In which lines of the data does the string "offset" appear? Copy every one.

** Data follows **

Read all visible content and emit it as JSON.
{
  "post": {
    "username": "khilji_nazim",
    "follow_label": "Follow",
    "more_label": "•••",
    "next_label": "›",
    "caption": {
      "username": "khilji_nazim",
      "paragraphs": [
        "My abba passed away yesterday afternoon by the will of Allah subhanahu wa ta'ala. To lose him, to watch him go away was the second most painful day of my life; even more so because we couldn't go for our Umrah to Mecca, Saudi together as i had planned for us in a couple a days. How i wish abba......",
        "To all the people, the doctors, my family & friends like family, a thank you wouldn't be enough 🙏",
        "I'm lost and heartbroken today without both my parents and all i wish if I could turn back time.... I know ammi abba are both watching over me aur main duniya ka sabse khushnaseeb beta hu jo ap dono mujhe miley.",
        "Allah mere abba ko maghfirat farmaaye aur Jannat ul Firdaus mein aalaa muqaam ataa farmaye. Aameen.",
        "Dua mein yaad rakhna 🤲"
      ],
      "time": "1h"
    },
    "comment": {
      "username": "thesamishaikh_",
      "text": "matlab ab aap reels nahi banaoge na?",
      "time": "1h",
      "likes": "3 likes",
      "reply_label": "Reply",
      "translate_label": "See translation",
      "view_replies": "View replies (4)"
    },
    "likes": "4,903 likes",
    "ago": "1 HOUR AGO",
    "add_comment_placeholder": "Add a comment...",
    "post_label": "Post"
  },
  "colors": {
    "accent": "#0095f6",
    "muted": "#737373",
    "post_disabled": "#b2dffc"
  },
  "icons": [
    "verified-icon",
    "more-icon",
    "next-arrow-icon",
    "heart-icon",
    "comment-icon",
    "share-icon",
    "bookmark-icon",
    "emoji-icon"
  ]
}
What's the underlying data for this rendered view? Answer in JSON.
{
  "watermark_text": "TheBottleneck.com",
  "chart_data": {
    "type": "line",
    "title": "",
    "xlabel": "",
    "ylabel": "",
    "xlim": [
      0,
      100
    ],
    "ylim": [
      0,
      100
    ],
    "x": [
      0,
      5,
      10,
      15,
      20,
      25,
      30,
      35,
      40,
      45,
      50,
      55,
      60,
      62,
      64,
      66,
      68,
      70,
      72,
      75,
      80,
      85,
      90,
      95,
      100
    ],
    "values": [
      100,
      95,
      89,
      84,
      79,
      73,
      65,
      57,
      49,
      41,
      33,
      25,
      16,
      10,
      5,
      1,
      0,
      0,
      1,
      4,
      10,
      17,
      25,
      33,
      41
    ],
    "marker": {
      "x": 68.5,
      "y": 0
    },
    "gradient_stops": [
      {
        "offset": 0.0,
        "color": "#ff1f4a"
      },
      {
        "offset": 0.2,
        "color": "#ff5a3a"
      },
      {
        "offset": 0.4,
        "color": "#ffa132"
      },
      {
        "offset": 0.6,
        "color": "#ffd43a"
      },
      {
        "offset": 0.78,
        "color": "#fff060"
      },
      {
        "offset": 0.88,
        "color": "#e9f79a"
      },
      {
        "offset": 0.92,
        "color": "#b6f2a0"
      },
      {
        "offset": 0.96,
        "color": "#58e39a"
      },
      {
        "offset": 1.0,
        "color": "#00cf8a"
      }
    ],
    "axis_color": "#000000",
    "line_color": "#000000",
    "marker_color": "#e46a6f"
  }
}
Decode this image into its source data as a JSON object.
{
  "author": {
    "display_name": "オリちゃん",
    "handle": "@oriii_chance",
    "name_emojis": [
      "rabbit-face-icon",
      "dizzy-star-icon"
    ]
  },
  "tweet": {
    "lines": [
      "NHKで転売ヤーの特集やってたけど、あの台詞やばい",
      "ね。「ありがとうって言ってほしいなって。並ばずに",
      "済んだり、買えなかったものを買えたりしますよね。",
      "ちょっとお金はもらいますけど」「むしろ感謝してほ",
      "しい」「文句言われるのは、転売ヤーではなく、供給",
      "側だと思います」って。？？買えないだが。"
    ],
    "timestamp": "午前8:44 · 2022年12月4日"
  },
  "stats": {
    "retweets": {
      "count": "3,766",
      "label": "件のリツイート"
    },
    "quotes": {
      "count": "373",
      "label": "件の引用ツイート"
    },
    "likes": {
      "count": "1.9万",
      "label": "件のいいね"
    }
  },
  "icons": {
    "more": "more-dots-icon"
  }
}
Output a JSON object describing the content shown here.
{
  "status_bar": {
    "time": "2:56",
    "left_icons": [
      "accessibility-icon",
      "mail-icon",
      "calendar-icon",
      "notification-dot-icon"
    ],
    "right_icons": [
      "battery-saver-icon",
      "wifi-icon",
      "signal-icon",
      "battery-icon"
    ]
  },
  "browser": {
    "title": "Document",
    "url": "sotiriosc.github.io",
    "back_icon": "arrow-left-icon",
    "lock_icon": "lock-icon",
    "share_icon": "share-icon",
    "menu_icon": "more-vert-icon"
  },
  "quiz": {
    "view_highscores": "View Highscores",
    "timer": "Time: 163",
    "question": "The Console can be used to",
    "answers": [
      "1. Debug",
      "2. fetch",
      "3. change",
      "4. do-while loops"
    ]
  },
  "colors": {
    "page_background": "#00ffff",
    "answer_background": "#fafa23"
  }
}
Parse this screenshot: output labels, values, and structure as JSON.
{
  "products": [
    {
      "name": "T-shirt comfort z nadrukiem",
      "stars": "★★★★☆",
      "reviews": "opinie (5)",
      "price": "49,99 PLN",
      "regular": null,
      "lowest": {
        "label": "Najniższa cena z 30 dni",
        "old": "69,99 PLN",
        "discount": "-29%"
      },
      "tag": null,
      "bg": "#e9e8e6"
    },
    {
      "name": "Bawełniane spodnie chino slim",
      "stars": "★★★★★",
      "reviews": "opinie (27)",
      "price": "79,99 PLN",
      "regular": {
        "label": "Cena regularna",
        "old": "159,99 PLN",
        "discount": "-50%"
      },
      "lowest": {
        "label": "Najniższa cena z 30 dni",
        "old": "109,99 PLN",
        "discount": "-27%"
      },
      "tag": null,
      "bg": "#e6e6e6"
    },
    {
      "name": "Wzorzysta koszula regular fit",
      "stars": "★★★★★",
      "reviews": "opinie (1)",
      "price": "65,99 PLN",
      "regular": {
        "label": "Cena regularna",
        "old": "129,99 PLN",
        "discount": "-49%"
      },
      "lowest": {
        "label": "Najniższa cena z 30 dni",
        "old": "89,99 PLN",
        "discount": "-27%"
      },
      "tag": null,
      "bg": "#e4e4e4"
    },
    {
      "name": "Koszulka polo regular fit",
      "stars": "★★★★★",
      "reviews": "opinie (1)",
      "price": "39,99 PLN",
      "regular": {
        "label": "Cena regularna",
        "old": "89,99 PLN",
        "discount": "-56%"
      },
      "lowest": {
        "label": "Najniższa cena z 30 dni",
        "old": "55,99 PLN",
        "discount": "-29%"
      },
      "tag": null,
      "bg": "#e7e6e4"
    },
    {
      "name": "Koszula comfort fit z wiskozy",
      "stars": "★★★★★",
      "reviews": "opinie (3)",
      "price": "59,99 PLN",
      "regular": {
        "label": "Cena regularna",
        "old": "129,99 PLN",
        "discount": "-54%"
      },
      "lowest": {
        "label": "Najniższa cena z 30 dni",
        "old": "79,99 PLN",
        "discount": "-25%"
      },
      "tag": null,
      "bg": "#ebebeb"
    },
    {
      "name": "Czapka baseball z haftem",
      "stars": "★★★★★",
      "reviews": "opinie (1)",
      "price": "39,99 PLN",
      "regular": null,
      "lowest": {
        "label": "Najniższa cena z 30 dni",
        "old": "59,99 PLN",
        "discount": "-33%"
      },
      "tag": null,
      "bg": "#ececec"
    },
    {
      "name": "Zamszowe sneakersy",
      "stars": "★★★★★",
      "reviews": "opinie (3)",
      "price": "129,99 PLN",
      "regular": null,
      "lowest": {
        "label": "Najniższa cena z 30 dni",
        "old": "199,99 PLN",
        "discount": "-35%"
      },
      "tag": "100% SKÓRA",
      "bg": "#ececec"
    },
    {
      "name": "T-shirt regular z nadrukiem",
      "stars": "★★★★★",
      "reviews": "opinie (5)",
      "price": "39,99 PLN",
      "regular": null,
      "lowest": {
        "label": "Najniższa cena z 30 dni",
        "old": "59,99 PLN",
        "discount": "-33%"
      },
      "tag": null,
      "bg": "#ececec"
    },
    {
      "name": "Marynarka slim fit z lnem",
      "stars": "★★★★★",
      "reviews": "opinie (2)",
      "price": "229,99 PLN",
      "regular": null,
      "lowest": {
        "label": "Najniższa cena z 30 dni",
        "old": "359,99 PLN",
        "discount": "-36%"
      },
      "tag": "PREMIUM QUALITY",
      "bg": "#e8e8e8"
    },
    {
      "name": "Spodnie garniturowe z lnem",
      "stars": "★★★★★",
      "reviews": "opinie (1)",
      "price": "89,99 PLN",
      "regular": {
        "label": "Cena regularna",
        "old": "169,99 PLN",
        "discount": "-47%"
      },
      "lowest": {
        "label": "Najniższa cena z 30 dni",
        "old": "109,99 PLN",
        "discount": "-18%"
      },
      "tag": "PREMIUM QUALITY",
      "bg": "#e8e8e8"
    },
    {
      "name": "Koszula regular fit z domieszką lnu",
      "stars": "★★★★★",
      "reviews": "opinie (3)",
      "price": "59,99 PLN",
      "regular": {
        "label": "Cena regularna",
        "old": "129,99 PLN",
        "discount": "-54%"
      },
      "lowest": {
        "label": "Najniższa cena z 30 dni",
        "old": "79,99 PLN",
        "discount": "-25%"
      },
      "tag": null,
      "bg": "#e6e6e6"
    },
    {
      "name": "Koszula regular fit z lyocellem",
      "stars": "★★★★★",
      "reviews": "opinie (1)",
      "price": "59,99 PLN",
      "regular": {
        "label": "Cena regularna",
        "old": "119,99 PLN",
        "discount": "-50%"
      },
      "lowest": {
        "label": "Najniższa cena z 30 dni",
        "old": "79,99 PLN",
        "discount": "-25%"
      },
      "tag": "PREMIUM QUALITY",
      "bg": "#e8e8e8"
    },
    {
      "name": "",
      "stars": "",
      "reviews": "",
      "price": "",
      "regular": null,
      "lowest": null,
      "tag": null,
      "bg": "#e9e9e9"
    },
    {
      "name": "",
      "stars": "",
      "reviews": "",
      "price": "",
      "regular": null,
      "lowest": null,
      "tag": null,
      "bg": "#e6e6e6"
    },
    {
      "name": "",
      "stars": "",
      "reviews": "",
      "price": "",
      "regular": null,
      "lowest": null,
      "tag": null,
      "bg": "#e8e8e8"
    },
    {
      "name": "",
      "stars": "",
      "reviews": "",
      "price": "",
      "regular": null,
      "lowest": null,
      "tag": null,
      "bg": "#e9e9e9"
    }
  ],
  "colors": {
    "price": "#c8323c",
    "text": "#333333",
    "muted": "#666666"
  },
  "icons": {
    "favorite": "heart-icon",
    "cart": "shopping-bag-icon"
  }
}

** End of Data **

◆ **Result for this exercise**
        "offset": 0.0,
        "offset": 0.2,
        "offset": 0.4,
        "offset": 0.6,
        "offset": 0.78,
        "offset": 0.88,
        "offset": 0.92,
        "offset": 0.96,
        "offset": 1.0,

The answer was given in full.